Frontios, despite its casual rejection of series continuity for the sake of atmosphere and badly-structured ending, is definitely a good story. The Tractators were apparently hoped to return, this time whipped into a frenzy by the Master instead of the Gravis, and to be honest, I would have watched it.

Actually, thinking about the Gravis, it strikes me we never actually SEE the Doctor and Tegan drop him off on Kolkokron. When Tegan complains they can't have the Gravis in the console room (why not? More interesting than a hatstand) I was expecting the Doctor to throw him at Kamelion as a roommate. Now there's a sitcom. But I wondered...

When the TARDIS split up what happened to Kamelion? Was he thrown into the underground depths of Frontios - and he'd have probably ended up in a different time zone, what with the TARDIS exploding and all. What would have happened if the Tractators found him? Would he have changed shape to assume a form pleasing to them?

Basically... I think the Gravis may really have been Kamelion all along.

After all, Kamelion doesn't really have free will. And if he can play a lute when in the form of King John, surely he can manipulate gravity in the form of a Tractator. He probably gave the rest of the Tractators that plan to mine Frontios, until one day the Doctor arrives and discovers the truth. Well, he can't let Plantagenet know that his people were nearly wiped out because of the Doctor's pet android lodger, can he? So, he locks Kamelion in his room with no supper and pretends that the Gravis 'is on Kolkokron', so as not to cause offence.
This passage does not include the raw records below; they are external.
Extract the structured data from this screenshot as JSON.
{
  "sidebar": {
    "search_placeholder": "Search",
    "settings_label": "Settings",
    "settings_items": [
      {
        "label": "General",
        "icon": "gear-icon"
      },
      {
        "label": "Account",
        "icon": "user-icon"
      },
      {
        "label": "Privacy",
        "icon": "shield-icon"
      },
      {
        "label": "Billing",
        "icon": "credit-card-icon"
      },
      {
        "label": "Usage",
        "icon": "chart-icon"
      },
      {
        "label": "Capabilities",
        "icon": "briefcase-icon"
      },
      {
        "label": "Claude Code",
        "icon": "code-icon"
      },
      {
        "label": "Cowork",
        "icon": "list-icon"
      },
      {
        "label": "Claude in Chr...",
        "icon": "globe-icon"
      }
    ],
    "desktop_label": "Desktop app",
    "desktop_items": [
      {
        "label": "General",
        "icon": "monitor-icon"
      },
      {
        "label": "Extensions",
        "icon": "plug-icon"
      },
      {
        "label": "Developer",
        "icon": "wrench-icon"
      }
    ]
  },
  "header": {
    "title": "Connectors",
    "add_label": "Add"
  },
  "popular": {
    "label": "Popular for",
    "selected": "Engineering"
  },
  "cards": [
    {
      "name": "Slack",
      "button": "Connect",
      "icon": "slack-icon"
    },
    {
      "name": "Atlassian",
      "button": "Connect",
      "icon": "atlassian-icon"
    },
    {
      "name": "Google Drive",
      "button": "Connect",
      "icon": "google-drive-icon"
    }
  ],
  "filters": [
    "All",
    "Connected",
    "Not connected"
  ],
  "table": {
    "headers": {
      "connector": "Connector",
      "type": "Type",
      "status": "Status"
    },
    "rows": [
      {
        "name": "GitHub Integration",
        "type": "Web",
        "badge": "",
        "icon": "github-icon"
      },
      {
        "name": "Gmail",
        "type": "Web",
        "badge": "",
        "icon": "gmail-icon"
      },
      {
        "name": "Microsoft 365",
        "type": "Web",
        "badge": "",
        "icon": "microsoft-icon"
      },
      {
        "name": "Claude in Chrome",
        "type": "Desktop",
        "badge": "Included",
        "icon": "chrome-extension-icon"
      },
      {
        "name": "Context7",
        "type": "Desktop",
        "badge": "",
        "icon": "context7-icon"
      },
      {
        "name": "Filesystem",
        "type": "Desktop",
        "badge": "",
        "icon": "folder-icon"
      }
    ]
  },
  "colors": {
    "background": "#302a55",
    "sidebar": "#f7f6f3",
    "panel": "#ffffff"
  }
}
Well, that is what I think, anyway.

FILTER: - Television - Series 21 - Fifth Doctor